• _EXERCISE INSTRUCTIONS_
All lines in the material containing the word "luogo" need to be copied.

• _DATASET RECORDS_
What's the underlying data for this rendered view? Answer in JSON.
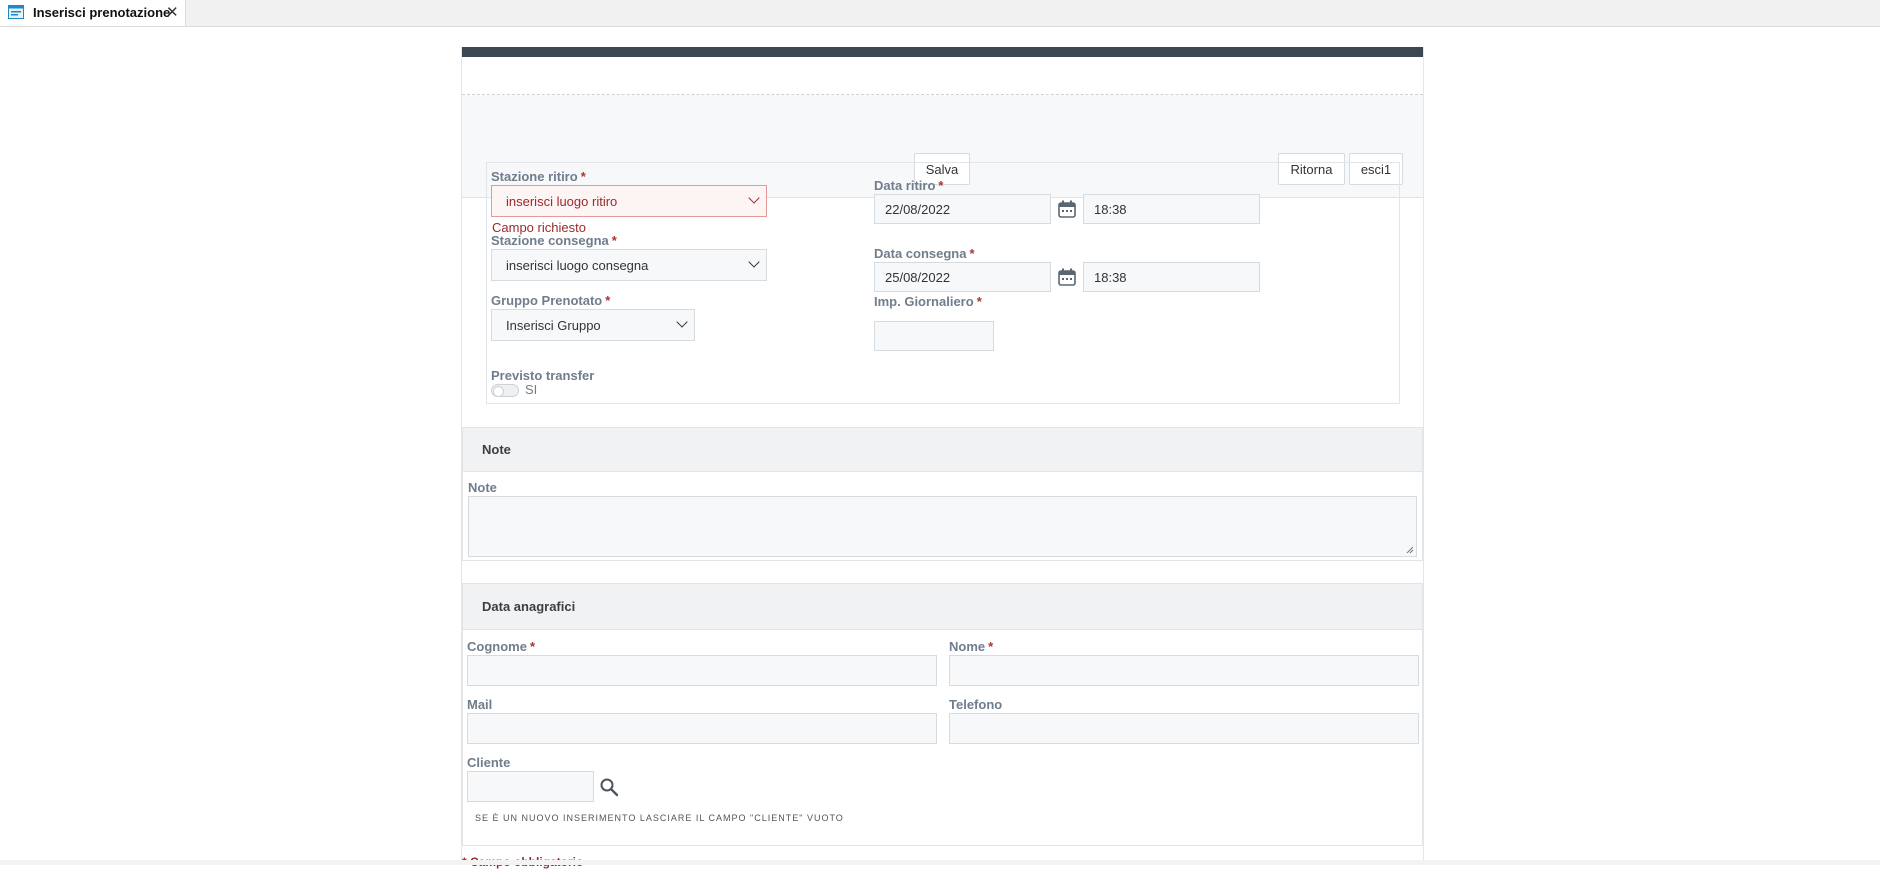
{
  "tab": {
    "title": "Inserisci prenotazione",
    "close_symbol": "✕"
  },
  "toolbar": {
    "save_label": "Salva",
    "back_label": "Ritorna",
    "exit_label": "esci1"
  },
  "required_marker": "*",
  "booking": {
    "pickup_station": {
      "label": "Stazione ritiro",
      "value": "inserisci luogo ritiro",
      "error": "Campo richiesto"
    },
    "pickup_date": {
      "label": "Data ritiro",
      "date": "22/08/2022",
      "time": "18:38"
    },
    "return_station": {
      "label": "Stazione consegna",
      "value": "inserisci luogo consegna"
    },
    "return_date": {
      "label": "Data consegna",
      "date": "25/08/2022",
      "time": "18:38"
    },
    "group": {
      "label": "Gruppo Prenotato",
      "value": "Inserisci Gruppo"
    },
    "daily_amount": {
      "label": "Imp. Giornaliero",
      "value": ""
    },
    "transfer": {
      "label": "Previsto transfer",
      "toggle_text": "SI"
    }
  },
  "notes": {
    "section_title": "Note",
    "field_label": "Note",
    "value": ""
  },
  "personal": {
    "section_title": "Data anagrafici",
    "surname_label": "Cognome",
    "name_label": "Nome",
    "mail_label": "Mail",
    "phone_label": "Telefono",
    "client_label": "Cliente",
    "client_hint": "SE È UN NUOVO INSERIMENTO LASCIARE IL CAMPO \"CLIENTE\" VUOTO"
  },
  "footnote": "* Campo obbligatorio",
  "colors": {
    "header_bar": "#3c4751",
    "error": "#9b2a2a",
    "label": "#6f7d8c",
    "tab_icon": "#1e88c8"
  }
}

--

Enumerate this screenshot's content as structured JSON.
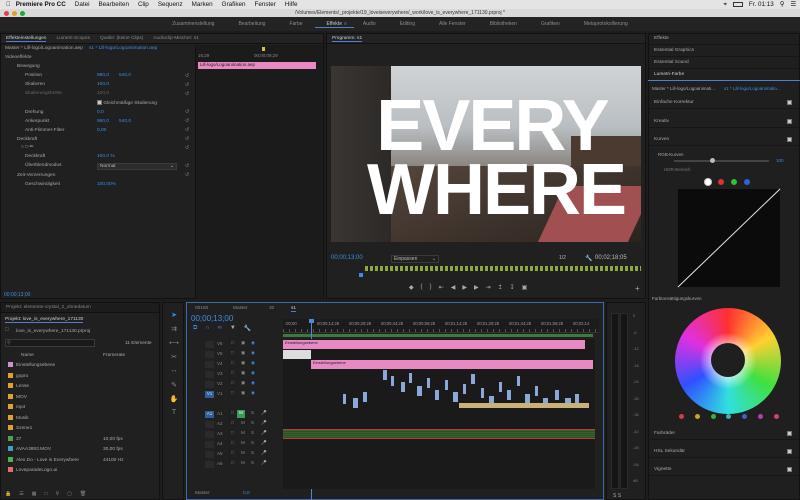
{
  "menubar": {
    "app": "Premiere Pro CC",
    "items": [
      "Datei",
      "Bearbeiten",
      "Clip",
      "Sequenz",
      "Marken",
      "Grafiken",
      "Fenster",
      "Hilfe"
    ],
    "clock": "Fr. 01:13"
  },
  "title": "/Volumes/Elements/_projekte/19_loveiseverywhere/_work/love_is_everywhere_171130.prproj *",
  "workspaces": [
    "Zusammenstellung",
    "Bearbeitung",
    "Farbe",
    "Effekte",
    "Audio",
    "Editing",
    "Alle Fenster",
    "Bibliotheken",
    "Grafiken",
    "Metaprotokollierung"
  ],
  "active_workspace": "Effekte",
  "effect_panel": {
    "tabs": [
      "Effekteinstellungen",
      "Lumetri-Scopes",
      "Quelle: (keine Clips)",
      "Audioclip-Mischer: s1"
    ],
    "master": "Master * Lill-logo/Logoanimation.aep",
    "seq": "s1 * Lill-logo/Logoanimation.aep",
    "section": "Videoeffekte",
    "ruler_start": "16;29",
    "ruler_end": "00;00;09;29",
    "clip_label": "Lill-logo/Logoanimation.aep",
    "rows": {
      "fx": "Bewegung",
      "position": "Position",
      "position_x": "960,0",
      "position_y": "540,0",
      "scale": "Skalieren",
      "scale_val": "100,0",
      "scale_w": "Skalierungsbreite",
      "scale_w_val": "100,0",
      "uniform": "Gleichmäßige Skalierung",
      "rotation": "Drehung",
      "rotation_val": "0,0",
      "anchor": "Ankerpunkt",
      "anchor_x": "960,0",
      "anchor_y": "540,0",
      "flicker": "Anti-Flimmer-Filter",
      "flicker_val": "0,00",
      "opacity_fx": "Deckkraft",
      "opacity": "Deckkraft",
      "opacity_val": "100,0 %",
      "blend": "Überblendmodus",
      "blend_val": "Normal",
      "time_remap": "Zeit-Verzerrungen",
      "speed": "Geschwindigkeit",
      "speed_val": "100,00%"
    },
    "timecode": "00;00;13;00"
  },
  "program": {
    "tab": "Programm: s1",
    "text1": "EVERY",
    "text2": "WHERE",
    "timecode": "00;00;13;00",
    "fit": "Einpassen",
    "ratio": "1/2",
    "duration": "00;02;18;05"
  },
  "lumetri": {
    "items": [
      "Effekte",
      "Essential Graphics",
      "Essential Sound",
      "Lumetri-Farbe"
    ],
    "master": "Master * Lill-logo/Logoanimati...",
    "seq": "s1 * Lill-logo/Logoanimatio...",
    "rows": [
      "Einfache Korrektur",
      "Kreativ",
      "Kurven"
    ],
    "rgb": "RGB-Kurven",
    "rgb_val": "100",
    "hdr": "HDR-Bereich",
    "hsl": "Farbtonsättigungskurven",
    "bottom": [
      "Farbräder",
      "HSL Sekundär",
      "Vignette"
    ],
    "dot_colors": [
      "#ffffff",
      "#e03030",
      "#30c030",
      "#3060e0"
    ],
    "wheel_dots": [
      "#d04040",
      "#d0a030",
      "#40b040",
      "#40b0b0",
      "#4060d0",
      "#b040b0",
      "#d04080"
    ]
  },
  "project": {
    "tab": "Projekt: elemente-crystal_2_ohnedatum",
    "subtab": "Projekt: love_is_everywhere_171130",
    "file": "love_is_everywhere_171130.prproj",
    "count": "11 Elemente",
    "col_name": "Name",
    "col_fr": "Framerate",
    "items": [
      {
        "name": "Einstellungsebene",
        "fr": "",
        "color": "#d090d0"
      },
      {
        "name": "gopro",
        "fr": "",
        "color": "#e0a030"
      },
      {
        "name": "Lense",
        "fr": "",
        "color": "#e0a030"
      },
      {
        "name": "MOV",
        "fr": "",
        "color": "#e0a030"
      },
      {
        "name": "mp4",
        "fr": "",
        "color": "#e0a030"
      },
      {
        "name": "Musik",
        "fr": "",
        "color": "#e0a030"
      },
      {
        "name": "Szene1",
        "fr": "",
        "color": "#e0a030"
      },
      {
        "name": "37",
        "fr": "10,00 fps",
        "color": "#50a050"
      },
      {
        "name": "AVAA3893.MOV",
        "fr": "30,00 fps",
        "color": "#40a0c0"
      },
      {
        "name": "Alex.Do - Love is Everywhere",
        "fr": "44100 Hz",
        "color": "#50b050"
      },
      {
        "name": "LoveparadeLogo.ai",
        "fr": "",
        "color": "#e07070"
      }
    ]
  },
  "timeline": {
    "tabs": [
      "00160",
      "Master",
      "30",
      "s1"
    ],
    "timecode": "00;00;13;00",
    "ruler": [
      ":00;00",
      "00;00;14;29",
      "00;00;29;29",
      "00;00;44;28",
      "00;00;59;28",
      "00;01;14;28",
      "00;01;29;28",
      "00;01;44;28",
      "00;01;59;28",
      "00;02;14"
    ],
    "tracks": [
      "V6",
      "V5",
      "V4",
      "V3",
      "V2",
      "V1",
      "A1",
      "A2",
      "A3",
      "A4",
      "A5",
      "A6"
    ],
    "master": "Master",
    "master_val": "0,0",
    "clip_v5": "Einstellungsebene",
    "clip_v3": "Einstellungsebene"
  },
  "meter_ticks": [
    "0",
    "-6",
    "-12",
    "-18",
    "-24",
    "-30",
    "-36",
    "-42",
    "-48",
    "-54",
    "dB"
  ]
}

• _ANSWER BOX_
      "value": "inserisci luogo ritiro",
      "value": "inserisci luogo consegna"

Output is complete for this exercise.